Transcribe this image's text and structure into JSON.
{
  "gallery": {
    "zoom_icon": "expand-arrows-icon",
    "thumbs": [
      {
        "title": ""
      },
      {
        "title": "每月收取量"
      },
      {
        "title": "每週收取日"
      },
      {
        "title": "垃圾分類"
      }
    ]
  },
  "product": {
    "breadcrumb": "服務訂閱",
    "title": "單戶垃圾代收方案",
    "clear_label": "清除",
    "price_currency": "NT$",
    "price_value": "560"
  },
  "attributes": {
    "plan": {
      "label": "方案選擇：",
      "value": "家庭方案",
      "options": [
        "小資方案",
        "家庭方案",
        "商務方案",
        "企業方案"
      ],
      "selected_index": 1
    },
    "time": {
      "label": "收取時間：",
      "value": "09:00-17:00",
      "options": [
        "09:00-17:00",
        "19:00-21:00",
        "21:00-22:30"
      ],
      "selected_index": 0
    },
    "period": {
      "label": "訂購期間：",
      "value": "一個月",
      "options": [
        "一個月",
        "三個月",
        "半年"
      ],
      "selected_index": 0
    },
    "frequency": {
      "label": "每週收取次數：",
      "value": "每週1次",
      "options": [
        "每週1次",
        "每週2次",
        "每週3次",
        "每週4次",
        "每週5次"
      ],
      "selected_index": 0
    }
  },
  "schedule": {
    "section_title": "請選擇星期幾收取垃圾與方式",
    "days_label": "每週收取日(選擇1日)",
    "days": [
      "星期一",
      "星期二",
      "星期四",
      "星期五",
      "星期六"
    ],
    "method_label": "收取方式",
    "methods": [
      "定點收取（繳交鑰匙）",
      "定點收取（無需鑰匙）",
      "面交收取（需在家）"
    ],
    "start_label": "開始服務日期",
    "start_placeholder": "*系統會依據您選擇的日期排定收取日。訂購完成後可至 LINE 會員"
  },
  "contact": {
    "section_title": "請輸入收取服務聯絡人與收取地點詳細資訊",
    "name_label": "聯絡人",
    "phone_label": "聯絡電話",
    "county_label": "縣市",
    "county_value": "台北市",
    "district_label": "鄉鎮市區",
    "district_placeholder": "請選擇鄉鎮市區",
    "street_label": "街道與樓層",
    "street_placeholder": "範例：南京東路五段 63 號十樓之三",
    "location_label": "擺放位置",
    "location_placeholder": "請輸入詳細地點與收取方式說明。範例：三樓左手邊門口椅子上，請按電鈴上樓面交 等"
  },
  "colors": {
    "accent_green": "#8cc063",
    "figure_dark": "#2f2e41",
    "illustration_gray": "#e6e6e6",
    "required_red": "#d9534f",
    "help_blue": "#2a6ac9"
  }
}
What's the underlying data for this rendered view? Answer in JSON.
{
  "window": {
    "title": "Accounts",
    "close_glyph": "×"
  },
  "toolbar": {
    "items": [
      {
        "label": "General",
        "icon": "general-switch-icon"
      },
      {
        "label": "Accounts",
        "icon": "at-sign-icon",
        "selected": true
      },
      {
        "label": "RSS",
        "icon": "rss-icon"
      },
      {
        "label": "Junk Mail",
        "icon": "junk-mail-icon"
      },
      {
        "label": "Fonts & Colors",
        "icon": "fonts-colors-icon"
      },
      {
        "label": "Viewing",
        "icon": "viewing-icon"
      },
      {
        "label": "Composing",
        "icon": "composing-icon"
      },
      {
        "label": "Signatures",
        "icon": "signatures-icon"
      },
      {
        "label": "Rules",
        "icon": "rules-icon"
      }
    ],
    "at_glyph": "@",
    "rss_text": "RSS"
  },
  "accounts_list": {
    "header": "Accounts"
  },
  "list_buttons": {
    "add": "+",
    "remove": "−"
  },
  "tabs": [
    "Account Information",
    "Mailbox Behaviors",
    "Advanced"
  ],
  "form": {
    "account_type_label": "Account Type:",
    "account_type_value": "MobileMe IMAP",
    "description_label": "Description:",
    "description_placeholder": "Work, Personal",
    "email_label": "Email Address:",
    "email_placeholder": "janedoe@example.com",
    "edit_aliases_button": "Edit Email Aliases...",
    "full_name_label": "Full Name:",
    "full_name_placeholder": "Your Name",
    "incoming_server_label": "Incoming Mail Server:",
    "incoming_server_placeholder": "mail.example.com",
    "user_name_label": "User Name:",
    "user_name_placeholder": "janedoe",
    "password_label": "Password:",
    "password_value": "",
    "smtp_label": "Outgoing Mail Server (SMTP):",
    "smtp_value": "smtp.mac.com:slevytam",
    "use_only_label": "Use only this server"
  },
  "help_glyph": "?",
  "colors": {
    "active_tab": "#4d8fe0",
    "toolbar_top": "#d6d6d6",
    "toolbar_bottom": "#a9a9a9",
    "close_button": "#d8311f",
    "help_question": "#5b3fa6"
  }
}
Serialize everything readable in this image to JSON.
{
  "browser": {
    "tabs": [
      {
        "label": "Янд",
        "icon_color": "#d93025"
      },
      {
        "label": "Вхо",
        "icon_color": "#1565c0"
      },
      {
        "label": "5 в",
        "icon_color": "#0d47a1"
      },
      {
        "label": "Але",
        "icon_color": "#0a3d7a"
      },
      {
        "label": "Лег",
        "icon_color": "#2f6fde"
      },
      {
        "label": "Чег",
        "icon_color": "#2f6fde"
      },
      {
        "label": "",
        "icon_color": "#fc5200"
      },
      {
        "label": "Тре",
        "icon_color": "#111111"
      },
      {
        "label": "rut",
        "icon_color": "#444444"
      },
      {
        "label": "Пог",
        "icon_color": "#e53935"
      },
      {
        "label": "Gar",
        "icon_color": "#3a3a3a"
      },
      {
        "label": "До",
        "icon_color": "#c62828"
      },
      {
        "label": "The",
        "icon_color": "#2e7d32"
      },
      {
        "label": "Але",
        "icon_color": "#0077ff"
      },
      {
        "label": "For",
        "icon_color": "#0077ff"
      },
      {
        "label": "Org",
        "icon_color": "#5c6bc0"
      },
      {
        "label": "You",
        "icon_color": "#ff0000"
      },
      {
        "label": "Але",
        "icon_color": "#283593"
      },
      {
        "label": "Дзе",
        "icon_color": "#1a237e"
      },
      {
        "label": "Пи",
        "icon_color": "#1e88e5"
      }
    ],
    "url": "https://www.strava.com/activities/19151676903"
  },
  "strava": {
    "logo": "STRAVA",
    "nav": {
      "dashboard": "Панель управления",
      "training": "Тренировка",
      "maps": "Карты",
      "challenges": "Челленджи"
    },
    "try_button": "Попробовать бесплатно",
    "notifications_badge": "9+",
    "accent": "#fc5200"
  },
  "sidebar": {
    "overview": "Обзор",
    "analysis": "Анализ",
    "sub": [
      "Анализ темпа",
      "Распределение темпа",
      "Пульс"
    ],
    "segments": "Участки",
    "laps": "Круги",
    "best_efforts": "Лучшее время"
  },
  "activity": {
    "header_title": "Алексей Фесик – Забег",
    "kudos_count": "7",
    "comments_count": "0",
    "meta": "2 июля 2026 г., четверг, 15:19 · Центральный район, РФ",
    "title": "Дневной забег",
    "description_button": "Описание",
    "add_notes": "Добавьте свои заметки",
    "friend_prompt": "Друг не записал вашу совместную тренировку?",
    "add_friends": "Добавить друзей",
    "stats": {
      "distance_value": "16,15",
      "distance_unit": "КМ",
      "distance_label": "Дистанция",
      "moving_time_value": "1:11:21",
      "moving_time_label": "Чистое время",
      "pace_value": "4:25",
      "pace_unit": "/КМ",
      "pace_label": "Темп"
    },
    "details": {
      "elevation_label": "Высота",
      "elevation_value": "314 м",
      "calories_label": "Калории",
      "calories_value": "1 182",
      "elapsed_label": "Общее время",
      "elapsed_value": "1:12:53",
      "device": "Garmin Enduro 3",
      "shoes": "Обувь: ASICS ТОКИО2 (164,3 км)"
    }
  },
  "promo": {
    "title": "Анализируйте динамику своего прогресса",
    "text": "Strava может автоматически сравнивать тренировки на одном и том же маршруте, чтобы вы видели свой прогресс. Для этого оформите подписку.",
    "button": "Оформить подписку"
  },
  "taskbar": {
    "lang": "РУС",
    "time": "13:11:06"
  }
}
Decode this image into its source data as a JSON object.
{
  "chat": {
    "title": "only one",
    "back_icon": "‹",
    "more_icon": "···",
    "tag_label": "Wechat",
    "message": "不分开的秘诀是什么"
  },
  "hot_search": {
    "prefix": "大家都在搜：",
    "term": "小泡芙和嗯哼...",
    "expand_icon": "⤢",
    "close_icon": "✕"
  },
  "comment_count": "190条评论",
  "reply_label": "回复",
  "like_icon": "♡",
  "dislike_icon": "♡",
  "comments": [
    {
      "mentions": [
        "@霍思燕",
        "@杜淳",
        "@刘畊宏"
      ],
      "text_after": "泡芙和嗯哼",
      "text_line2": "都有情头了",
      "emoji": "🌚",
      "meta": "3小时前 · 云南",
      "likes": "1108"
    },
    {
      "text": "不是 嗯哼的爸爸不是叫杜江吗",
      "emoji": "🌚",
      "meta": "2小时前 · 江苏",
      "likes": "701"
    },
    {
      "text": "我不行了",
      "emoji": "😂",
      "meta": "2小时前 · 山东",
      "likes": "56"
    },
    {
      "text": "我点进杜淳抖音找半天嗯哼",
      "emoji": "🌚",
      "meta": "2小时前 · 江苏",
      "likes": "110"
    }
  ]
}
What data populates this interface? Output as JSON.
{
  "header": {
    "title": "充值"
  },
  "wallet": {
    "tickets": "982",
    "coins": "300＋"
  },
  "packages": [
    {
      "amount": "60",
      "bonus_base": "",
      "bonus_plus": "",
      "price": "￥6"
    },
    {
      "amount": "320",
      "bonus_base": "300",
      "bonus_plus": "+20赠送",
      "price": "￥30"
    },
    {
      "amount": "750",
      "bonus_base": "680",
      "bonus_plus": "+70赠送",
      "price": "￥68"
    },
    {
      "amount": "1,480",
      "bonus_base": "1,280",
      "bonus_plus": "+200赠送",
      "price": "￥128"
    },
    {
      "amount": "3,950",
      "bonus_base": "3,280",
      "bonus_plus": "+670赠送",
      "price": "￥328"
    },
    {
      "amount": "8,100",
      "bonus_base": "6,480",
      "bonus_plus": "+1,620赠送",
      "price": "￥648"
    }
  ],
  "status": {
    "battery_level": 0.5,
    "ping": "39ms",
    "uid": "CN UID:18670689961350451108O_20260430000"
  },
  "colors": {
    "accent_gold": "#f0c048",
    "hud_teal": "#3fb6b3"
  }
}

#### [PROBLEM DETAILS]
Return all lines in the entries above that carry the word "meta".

#### [RESPONSE]
    "meta": "2 июля 2026 г., четверг, 15:19 · Центральный район, РФ",
      "meta": "3小时前 · 云南",
      "meta": "2小时前 · 江苏",
      "meta": "2小时前 · 山东",
      "meta": "2小时前 · 江苏",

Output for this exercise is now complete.